Parashat Pinchas – Erev Shabbat 7 July 2023 (5783)
Week of 2-8 July 2023
Torah portion : Numbers 25 :10 -30:1 Haftarah: 1 Jer. 1 :1-2:3
Theme: Time to question and time to obey.
In the Torah portion, I find most interesting the story of the claim of the daughters of Zelophedad for their father’s portion of land. It tells us of the challenges women have to face and the value of doing the unprecedented for one’s rights. Most of all, it tells us that our God is a God of Justice and that nothing is impossible with God.
The Israelites’ forty-year journey in the wilderness is coming to an end and as part of their preparation to enter the Promised Land, a second census was made. God’s decree states that the apportioning of the land will be according to the “number of names” of members of the second generation counted in the census (Num. 26:52-56).
Zelophehad of the tribe of Mannaseh has no son and his daughters fear they could not inherit their father’s land (their names are not in the census which only records the males) and the land will be lost to their clan. In an unprecedented move, Zelophedad’s five daughters, Mahlah, Noah, Hoglah, Milcah, and Tirzah publicly challenge the fairness of the inheritance law.
Before Moses, Eleazar the priest and the entire community in the entrance of the Tent of Appointed Meeting, they said: “Our father died in the wilderness. He was not among the company that banded together against God. He was not among Korah’s allies, but he died because of his own sin, and he had no sons. Why should the name of our father disappear from the midst of his family, just because he did not have a son? Please give us a possession too.”
Moses, not knowing how to answer the claim takes their case before God who in reply unequivocally supported the sisters’ demand. God said: “What Zelophehad’s daughters are saying is right. You must certainly give them property as an inheritance among their father’s relatives and give their father’s inheritance to them.”
The daughters’ claim also leads to a new law granting daughters the status of heirs in the absence of sons (27:6-8), prompting the comment that the daughters’ proposal becomes God’s Torah.
Their achievement, considered to be a landmark in women’s rights, is a compelling lesson to make paradigm shifts, to not just sit and wait or lament but to take hold of one’s own life and fight for what one believes is right.
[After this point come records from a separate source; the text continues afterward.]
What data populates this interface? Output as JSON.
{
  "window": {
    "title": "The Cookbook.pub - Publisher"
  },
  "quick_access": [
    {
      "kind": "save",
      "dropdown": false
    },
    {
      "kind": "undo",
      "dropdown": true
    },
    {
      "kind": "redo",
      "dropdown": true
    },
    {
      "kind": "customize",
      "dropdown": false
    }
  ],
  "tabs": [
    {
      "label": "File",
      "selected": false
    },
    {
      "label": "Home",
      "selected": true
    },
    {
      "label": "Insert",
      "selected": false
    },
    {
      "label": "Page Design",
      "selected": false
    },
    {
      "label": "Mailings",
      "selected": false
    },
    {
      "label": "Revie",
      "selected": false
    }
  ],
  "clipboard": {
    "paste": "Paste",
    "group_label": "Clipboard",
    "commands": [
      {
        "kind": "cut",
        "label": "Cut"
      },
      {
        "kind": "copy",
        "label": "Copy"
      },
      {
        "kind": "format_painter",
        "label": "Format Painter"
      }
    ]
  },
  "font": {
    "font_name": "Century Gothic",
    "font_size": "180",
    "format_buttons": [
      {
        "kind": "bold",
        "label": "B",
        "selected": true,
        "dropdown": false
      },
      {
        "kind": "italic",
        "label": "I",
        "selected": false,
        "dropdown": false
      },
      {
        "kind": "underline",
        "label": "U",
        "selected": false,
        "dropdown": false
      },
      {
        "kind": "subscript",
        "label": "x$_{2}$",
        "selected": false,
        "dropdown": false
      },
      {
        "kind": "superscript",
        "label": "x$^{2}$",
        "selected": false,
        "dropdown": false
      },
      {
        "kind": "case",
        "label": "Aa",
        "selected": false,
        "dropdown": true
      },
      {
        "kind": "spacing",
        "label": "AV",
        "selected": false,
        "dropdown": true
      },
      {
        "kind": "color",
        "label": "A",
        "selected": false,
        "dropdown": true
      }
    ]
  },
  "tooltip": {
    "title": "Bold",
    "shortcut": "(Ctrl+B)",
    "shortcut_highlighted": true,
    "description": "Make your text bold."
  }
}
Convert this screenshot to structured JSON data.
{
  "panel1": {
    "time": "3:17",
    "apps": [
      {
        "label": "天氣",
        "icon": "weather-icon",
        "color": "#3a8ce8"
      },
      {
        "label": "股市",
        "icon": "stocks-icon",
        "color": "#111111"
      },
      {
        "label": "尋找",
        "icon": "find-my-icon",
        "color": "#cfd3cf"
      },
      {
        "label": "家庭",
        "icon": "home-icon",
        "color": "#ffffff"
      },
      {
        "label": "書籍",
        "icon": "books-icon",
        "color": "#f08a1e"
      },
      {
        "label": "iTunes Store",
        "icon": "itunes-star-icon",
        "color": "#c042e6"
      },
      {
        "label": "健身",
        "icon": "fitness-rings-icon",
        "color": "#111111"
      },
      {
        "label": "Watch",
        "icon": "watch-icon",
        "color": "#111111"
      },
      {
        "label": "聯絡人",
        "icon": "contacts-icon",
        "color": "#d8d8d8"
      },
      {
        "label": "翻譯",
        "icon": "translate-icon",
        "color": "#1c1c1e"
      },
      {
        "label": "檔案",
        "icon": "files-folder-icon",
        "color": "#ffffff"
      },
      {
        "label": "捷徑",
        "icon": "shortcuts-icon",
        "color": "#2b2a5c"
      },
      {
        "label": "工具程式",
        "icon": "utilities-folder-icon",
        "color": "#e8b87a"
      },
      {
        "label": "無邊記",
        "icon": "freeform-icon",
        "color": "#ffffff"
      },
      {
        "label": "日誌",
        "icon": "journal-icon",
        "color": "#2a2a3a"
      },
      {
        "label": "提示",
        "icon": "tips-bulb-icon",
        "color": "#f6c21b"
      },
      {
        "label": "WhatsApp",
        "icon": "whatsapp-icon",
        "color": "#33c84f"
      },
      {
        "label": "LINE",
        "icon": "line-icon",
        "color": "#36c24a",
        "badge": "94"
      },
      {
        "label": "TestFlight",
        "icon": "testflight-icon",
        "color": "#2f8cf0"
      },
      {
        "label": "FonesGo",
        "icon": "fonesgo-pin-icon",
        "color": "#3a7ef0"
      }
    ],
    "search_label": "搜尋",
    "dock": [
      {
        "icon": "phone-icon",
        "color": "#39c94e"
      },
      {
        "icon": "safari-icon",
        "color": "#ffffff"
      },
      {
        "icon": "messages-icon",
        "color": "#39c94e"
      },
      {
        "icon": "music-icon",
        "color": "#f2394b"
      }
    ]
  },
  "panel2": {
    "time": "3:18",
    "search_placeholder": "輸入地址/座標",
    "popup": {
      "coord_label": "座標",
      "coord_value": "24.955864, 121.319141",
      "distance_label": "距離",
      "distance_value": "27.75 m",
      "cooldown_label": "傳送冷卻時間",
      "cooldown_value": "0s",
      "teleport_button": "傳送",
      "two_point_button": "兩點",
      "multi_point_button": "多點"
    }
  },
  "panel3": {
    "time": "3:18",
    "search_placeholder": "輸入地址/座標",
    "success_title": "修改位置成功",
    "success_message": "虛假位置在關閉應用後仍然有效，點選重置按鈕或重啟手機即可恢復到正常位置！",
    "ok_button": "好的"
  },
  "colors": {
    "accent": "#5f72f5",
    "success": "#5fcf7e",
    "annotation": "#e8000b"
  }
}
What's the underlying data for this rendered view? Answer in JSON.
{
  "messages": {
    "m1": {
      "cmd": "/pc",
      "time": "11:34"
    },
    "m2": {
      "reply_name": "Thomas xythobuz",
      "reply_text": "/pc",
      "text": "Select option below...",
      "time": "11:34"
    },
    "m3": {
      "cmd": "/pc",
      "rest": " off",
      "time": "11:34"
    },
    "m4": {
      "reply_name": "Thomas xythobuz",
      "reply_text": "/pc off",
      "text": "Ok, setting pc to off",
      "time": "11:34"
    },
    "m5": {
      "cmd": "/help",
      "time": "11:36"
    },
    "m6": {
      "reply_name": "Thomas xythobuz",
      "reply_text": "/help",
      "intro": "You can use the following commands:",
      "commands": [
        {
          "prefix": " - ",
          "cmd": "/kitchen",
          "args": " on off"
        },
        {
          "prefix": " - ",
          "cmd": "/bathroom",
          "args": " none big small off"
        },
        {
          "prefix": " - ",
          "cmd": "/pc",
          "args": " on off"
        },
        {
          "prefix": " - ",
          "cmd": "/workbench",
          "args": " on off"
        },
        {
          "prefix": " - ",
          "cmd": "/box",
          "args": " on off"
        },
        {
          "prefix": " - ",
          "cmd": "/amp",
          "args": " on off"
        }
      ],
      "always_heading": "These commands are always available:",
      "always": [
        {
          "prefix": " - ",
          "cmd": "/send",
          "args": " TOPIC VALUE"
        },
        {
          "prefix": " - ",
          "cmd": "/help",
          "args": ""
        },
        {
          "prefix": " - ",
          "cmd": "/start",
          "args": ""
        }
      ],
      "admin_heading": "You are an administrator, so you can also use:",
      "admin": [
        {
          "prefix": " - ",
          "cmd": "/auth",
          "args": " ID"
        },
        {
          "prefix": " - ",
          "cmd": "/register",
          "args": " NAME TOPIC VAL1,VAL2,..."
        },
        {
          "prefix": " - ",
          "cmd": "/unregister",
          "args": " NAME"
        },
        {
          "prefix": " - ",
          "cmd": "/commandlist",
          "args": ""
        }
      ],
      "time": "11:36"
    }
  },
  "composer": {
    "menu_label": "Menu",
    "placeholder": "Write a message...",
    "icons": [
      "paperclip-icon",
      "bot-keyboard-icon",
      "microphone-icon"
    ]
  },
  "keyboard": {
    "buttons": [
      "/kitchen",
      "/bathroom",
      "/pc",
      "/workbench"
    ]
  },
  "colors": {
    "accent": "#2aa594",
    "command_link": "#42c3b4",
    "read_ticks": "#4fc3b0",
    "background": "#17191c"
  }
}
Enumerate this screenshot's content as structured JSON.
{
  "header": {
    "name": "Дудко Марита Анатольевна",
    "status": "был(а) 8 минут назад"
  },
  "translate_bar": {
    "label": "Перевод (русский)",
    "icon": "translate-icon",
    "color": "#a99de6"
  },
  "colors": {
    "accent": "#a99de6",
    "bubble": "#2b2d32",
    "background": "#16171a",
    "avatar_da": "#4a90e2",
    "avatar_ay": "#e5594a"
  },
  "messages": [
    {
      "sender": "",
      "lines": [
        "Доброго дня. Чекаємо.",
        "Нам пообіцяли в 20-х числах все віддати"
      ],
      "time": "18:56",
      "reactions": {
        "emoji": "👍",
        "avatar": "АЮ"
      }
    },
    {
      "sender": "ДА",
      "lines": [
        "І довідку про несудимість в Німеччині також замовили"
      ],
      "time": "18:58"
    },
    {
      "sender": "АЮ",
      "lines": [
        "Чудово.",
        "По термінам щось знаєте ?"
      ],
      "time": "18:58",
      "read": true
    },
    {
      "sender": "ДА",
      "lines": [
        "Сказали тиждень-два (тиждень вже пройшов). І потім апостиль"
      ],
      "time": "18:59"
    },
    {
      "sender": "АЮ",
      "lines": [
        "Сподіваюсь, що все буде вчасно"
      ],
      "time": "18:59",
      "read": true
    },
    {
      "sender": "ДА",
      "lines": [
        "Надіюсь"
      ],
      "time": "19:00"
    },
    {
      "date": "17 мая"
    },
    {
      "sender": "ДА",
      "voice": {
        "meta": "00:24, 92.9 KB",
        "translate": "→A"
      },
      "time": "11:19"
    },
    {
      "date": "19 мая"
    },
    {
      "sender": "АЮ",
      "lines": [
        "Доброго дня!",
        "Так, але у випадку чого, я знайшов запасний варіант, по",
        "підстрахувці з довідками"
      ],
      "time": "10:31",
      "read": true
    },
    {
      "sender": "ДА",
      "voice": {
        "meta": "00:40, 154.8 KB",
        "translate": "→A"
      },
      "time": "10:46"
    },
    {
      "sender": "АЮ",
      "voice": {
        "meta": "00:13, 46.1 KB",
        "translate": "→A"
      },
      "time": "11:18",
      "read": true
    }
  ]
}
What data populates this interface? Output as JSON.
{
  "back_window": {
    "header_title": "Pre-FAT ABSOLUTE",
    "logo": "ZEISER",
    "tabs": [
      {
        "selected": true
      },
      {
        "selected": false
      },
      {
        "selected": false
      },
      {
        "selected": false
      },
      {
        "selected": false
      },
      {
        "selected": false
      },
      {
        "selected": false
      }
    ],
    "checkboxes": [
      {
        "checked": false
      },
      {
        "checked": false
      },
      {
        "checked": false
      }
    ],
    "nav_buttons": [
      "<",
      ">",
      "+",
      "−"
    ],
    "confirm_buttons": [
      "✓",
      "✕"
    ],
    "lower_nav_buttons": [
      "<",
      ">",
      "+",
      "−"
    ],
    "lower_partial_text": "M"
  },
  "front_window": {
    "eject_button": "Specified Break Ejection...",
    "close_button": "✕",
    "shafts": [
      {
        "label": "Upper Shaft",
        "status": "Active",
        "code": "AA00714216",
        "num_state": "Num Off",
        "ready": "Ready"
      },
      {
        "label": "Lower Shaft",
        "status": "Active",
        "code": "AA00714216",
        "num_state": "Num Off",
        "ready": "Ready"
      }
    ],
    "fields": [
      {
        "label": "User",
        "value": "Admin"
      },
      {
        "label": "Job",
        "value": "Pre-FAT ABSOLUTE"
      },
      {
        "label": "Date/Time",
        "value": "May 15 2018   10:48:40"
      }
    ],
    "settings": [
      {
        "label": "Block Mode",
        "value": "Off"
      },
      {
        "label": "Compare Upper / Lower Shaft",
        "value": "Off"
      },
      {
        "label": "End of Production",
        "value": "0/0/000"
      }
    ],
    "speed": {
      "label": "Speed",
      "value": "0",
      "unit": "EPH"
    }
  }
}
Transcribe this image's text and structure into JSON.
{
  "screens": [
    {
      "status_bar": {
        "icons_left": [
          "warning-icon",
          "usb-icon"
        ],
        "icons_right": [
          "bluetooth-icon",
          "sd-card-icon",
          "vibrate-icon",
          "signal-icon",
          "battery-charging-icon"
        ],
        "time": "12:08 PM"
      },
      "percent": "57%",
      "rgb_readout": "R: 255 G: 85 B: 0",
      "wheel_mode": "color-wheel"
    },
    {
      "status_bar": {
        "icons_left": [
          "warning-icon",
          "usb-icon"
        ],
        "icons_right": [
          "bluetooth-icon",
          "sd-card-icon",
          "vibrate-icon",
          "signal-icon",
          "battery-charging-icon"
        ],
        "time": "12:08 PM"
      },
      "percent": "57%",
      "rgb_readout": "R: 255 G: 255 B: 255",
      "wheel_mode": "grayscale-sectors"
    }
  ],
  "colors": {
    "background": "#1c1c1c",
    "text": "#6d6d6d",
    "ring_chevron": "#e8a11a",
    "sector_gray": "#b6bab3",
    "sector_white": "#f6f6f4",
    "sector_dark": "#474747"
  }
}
Later in the Book of Numbers, however, we learn that in a sense what the daughters got was a complicated victory. Because of the later proposal of some members of their clan, they had to contend with endogamy, limiting them to marry only into the tribe of their father (36:6).
If you have this kind of limited victory, what are you going to do? We learn that Zelophehad’s daughters chose to do just as God commanded. They all married on their father’s side, within the families of Manasseh son of Joseph (36:11-12).
From the story of Zelophehad’s daughters, we learn that there is a time to question and time to obey. In all though, the big lesson is that it is good to obey God but we can always ask God for what we want, even if it is for a new impossible dream.
For Reflection and Discussion: 1. Have you ever had an experience challenging current practice to create a change in community or church life? 2) Do you know of anyone you consider to be contemporary “daughters of Zelophehad”? Why?
Bibliography: Women of Reform Judaism https://wrj.org/learning/torahstudy/torahcommentary/parashatpinchas;
JewishWomen’sArchiveshttps://jwa.org/encyclopedia/article/daughters-of-zelophehad; Levine, The Anchor Bible: Numbers 21-36 (New York, 2000)
This week’s Parasha Commentary was prepared by
Minerva Generalao, Philippines, Bat kol Alumna, July 2014